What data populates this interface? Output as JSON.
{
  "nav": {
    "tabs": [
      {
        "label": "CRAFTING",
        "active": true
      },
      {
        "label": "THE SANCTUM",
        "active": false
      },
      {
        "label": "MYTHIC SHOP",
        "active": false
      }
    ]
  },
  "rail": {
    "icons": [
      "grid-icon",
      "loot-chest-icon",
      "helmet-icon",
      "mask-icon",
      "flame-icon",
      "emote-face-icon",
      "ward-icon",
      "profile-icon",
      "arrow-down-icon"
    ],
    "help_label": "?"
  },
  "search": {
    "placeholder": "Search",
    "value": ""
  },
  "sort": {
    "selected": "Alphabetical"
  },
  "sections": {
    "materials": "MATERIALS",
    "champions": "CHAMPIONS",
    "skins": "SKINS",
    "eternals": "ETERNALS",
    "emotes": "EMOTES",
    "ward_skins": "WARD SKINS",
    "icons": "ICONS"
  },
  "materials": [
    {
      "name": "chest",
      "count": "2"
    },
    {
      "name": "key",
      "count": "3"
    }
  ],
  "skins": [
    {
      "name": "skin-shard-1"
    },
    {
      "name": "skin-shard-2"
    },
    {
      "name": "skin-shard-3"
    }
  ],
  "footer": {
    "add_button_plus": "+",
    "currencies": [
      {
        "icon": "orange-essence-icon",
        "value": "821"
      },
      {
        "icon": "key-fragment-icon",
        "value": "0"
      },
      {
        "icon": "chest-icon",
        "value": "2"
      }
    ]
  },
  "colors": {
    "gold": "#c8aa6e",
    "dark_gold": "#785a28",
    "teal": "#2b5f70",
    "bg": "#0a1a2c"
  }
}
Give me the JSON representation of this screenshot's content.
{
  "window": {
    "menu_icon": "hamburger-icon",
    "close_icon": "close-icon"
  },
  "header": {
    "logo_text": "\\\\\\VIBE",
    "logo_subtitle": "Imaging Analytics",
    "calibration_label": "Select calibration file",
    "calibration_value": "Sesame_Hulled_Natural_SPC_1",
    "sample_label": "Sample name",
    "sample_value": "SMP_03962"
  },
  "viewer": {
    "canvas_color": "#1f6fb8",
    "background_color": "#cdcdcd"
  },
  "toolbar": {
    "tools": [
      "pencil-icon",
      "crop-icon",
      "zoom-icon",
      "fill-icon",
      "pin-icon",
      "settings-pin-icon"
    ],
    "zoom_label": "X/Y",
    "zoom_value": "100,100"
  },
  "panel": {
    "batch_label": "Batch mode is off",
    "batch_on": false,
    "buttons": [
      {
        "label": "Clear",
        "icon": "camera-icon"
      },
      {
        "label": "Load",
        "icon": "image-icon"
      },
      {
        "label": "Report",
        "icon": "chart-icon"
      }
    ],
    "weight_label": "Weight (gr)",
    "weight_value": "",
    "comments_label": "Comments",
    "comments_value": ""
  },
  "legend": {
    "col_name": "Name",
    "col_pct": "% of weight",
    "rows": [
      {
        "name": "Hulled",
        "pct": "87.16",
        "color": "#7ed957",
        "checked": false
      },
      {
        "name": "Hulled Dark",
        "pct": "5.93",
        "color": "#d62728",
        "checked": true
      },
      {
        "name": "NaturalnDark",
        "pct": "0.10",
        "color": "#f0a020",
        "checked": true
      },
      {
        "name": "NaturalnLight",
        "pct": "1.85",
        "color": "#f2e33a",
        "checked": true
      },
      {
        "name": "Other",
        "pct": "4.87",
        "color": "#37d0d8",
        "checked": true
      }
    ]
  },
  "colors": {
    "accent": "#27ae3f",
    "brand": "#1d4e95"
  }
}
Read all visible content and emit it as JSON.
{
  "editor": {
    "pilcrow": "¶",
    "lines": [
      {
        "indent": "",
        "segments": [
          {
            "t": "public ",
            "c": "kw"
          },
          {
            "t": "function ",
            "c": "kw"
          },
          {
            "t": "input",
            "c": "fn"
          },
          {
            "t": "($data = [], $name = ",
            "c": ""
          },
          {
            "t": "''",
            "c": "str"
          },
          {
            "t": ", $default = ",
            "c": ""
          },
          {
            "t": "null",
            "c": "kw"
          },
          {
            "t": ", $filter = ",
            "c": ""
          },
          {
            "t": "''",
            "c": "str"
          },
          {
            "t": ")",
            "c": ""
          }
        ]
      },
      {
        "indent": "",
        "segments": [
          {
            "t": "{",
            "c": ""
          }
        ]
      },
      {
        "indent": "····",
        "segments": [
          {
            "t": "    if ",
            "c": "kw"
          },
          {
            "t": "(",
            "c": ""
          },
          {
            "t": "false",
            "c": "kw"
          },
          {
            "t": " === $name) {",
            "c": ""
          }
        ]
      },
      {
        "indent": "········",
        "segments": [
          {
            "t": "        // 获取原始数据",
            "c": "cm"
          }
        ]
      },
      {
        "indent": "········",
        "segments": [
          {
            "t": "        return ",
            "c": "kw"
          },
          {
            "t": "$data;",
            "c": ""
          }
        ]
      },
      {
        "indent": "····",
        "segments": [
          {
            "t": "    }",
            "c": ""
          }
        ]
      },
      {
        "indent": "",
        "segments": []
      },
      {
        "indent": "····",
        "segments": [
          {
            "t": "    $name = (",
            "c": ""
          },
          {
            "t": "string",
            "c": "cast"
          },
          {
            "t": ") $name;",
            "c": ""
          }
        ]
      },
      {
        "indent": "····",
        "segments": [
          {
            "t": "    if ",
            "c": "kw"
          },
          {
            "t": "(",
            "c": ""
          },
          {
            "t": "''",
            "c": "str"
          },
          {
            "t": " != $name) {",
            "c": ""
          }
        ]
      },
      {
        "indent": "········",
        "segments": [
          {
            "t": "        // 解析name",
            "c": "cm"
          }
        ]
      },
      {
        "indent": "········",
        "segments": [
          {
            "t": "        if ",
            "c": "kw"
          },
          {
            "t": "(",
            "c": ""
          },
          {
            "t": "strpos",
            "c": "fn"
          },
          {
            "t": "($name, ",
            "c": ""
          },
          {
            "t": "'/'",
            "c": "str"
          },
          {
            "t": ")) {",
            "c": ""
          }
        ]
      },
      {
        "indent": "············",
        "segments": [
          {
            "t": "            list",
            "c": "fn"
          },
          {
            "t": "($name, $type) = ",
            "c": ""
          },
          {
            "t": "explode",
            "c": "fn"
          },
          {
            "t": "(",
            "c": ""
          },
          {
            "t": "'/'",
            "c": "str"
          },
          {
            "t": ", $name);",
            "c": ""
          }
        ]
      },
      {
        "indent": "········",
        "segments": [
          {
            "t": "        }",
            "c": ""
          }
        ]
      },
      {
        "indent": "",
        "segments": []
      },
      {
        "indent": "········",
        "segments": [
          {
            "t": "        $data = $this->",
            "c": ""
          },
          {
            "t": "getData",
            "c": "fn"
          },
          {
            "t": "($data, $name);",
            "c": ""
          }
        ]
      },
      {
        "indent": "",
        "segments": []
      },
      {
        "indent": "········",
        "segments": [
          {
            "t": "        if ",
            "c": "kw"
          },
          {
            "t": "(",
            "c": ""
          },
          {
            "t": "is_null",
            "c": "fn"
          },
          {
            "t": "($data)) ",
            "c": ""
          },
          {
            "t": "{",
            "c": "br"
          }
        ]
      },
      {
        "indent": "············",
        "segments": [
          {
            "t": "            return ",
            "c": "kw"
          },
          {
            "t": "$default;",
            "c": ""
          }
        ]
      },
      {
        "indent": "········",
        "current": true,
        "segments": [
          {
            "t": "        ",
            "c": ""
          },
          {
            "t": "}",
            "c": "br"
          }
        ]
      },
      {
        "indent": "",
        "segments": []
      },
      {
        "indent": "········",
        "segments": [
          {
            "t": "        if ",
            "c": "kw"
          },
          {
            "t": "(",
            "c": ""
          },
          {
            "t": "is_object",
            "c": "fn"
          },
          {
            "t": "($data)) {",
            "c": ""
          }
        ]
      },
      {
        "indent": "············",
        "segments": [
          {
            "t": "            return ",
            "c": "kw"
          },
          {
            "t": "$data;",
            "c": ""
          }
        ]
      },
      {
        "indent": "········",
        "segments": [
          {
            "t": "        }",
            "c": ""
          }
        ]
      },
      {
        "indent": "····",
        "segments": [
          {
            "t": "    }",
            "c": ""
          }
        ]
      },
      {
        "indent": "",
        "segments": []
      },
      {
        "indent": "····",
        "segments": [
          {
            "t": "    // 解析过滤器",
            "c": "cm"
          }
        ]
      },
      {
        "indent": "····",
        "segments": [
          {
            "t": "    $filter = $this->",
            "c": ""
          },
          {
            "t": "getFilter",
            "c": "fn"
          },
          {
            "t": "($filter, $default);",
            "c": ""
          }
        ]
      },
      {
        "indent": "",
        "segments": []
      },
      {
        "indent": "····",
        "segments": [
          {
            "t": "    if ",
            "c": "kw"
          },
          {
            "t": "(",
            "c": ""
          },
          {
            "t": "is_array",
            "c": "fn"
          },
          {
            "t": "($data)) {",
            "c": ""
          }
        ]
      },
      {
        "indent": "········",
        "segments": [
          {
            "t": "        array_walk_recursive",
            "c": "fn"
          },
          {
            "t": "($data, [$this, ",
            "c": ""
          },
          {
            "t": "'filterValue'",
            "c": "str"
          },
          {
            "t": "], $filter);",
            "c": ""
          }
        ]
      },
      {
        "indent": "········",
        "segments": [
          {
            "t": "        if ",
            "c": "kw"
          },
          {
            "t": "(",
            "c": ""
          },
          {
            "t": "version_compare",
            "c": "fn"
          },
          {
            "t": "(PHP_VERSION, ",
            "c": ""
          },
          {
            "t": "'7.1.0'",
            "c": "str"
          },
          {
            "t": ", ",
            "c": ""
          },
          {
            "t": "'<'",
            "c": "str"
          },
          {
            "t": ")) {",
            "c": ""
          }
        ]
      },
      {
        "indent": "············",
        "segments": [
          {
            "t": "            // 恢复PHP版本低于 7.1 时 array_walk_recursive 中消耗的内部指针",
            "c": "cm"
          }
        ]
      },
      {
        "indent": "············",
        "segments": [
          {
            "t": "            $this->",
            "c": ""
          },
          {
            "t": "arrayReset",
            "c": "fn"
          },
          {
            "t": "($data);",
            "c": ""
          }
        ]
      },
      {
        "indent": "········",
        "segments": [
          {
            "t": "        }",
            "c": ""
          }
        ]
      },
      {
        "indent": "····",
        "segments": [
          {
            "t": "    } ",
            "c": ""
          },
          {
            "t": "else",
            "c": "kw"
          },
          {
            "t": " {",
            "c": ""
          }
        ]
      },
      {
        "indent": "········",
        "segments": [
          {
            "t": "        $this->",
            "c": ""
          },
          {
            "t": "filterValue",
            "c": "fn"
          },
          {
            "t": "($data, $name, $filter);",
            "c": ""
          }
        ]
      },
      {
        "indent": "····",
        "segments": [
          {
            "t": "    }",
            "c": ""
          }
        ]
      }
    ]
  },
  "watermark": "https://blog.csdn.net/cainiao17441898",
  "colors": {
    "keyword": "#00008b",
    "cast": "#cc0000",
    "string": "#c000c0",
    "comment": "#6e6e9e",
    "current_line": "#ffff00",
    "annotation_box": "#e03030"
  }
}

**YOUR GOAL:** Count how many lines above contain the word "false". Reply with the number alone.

**YOUR RESPONSE:** 5